EDWARD GRANGER.

THE DESIGNER’S SENSATIONAL INSTALLATIONS.

Edward Granger’s work challenges how we see space. Through wandering, intensely saturated color compositions that redefine the dimensions of their environment, his installations create spacial moods through an uncanny attention to color and optics.  He searches for effects of luminance and chromaticity that forces viewers to reinterpret space; showing how figures of light alter the perception of one’s physical and emotional state.

Granger graduated with a degree in architecture from the University of Louisiana in 2011. His early work was in retail displays (the first for Hermes) and increasingly abstract geometric designs that took on aspects of installation art and interiors. But architecture was always the bedrock. “In each project,” Granger says, “architectural spaces and ideas create a dynamic perspective language of their own.”
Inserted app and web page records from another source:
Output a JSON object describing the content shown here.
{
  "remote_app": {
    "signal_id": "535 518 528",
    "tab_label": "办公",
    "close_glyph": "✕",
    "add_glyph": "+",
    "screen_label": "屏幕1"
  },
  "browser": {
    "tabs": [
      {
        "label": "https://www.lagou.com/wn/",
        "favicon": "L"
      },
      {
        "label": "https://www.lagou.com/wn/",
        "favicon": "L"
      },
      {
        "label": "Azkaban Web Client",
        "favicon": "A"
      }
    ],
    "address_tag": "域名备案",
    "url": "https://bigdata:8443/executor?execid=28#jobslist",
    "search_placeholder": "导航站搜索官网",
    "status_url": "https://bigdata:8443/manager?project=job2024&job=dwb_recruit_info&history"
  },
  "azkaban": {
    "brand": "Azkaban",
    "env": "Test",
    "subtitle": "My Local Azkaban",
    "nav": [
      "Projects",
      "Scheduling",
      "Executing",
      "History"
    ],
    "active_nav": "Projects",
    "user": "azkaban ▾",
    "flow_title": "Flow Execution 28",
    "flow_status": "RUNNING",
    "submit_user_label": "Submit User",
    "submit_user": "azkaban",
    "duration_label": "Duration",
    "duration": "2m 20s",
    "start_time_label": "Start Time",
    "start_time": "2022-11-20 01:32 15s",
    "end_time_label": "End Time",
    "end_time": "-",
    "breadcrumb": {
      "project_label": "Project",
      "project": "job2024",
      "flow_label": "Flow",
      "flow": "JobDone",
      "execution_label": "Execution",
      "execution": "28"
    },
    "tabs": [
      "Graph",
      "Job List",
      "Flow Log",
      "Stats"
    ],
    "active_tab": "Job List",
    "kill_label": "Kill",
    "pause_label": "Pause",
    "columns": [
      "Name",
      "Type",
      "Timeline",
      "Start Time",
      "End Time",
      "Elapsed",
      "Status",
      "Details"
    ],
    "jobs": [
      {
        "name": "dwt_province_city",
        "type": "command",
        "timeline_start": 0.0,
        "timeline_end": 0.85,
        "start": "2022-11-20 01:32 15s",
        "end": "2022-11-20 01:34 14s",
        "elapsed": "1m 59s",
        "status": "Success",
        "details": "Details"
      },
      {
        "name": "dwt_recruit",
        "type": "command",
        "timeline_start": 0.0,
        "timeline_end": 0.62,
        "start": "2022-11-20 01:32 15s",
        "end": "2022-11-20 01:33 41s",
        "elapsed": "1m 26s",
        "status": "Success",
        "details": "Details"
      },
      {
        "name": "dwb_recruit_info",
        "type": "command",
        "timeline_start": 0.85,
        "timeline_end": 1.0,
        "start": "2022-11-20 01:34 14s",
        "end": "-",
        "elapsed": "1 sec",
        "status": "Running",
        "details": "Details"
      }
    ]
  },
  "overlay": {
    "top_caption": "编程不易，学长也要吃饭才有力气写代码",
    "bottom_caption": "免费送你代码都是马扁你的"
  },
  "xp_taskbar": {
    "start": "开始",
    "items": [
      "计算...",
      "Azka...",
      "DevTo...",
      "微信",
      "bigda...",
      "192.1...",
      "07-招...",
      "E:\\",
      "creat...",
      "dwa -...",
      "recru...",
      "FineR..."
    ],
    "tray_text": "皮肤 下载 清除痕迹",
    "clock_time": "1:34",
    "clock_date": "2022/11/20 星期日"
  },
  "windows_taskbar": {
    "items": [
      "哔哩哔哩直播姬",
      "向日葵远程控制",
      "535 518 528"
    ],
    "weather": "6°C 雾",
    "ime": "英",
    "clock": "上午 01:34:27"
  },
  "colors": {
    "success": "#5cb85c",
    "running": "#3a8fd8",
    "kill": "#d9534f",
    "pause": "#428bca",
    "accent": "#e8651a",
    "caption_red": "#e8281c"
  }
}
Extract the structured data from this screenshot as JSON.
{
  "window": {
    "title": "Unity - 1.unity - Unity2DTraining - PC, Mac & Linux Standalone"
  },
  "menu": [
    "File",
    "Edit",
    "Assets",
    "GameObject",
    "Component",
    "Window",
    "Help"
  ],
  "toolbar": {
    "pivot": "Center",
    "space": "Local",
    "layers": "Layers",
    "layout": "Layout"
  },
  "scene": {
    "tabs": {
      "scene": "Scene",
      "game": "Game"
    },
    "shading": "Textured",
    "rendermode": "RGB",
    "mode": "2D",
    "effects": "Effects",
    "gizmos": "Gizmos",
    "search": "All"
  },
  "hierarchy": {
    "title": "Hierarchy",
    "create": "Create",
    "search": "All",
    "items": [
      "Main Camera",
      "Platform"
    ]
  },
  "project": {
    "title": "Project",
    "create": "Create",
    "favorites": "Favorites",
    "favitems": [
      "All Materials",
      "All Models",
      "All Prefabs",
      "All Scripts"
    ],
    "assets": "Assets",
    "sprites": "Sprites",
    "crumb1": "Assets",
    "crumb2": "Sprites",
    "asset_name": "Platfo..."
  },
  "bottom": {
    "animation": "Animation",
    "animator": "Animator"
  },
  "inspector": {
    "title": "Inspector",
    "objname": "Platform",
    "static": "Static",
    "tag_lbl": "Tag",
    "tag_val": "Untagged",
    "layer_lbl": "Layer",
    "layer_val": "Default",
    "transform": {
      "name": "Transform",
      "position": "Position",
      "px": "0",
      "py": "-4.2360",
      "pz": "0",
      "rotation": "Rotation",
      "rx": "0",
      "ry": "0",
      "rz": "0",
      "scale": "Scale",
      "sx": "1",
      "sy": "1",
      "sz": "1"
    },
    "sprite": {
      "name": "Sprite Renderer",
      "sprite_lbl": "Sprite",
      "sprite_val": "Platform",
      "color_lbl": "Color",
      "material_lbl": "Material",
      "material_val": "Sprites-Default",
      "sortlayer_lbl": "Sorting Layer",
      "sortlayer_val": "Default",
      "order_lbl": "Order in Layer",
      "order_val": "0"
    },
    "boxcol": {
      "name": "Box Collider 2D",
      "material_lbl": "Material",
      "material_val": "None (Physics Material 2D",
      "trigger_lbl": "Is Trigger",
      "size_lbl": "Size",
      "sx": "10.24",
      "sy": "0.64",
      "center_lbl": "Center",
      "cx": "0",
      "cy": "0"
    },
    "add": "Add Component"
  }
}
Currently on view under the A/D/O Periscope skylight in the atrium, Granger’s latest installation, “Tetromino,” presents banks of color block intensity. From various perspectives the heights and interactions of the blocks produce shifting effects that alter the experience. “I often like for each project – whether it’s an installation or a painting – to transcend into the next,” he says. “With this specific project, there were the challenges of how viewers interact with it. How light – natural or artificial – interacts with it, and the architecture of the space will ultimately inform the tertiary design.”

Granger draws inspiration from artists like Sol LeWitt and Bernard Friz, and certain elements of his work recall the permutations of Tauba Auerbach. His materials vary widely: from crayon, paper, yarn, paint, wood and metal – and their arrangement often involves recombinative forms: Granger mentions Rubik’s cube, and tile mosaics. “I like to create awkwardly beautiful fantasy worlds,” he continues. “I am challenging the idea of what it means for our immaterial lives as they’re played out in this timeless, spaceless digital dataplasm. Technology has made our lives feel so precise and exact. Our physical lives rarely are.”

“Tetromino” is on view through January under the Periscope at A/D/O.